Speaker at Friends' Meeting House to confront racism

By Constance Garcia-Barrio

Like acid thrown in our eyes, racism blinds us with hate and fear. We see each other, and ourselves, only through the damage. “But we have a choice,” said Rudy Nickens, 62, of St. Louis, who’s given anti-racism workshops throughout the world for 30 years and will speak on ways to challenge racism Saturday, June 17, 7 p.m., at the Green Street Friends Meeting House, 45 W. School House Lane. “However, not only whites but people of all racial identities have our work cut out for us.”

For people targeted by racism, the work includes the daunting task of releasing internalized racism, which refers to the ways in which people of color have been conditioned to act out the hurts of racism on themselves.

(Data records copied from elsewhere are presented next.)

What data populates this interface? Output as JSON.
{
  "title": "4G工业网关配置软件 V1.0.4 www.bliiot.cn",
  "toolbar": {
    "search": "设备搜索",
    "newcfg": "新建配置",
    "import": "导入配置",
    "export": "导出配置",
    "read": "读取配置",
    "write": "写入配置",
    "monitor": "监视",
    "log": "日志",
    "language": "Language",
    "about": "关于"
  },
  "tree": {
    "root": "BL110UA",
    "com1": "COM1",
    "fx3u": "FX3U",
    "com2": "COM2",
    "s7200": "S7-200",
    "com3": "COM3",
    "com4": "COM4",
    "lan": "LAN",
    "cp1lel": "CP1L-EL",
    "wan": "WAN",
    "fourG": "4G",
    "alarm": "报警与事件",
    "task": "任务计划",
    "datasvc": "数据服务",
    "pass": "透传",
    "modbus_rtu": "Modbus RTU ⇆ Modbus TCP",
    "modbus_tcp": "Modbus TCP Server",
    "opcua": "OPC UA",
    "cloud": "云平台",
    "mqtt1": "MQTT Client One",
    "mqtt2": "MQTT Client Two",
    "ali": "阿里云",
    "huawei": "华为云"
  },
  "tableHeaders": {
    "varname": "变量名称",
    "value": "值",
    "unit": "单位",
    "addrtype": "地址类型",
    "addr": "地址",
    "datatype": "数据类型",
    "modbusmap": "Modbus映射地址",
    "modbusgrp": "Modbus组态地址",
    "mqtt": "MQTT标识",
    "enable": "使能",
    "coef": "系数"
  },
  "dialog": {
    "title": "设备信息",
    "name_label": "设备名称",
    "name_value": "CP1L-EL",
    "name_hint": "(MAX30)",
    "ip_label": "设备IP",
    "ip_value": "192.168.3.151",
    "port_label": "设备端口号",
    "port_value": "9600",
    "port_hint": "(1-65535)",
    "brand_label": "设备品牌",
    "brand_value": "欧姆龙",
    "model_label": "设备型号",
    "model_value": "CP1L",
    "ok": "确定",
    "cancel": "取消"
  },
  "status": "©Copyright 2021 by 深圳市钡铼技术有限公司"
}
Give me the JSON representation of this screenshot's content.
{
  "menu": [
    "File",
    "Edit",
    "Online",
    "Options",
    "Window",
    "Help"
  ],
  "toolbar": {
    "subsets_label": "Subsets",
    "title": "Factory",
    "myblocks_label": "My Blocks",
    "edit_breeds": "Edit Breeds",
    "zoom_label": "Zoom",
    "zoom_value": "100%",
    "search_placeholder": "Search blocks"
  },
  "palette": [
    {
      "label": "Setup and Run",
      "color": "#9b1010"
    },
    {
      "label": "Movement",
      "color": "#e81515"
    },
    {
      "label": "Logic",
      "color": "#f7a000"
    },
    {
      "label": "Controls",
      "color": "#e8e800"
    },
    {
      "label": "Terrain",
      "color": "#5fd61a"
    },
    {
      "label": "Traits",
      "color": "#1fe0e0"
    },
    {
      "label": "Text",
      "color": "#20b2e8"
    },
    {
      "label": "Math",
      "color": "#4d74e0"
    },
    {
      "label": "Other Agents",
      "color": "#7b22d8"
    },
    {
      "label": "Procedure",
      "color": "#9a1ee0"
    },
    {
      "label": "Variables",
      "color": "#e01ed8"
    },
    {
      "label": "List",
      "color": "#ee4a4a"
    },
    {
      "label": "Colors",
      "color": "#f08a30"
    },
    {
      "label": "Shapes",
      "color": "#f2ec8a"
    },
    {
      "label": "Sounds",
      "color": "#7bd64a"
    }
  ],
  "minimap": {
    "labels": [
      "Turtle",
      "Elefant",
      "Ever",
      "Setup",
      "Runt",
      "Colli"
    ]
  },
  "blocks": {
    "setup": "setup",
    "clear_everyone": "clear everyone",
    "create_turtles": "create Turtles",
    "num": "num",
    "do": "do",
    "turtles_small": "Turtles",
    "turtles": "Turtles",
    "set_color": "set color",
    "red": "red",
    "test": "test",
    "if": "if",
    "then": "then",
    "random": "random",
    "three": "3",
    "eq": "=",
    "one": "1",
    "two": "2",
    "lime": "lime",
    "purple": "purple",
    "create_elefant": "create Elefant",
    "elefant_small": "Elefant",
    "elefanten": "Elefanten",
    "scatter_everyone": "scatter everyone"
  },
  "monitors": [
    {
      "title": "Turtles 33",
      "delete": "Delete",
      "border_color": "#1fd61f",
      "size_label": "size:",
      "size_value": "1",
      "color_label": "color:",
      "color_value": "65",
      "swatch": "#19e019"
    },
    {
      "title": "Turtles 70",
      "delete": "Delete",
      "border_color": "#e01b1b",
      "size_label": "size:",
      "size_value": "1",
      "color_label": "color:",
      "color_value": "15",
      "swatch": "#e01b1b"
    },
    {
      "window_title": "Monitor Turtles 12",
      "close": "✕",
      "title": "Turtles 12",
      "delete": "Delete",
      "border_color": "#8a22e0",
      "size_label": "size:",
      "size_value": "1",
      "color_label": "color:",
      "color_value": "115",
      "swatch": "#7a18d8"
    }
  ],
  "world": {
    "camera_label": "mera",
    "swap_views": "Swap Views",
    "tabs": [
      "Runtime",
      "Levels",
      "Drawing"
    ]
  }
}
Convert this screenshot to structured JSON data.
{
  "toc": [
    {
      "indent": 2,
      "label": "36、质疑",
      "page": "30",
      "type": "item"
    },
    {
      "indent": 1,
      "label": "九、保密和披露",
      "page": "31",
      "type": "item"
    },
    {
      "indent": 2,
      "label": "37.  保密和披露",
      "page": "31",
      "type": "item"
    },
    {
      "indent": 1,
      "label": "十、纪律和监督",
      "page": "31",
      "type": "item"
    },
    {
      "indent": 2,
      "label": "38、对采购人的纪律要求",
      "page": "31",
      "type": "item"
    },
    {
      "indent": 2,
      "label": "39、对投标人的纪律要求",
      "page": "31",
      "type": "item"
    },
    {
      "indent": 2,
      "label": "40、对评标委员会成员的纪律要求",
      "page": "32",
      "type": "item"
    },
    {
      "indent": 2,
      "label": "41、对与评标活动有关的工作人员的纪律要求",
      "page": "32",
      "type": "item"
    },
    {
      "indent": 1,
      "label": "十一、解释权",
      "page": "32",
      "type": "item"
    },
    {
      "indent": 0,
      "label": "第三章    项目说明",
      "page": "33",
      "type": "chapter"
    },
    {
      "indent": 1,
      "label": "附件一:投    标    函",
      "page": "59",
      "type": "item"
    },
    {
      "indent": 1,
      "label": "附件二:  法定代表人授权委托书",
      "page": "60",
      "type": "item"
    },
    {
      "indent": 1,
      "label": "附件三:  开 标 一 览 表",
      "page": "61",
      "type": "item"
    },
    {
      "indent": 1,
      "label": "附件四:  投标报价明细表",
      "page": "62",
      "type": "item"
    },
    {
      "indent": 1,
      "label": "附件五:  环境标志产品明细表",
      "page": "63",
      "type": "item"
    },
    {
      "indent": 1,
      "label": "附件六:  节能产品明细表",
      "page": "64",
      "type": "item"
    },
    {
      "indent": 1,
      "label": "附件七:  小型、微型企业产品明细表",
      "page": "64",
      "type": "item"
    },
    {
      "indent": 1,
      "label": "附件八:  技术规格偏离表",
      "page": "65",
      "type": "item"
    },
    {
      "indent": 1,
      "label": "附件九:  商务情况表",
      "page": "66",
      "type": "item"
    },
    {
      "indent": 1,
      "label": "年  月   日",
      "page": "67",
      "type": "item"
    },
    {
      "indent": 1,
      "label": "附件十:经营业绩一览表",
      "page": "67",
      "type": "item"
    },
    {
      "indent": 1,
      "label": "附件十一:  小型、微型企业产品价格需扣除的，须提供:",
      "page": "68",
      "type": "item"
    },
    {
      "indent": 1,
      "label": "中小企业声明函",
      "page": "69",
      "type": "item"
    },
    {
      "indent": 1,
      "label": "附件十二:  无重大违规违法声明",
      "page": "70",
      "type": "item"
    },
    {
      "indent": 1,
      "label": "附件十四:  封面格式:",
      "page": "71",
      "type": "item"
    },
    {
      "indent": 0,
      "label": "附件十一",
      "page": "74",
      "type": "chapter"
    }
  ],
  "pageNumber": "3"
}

Consider Madam C. J. Walker (1867-1919), who rose from field hand to millionaire by developing hair care products for African Americans. She built her fortune, in part, by popularizing the hot comb, which straightened kinky hair. Many black women felt that hair texture closer to that of whites made them more acceptable. Today, 100 years later, women of African heritage spend a fortune on straight hair from Brazil or India to have hair more like that of whites. “We build strength from self acceptance,” said Nickens, former chairman of racial equity for the Ferguson Commission, “but internalized racism undercuts it.”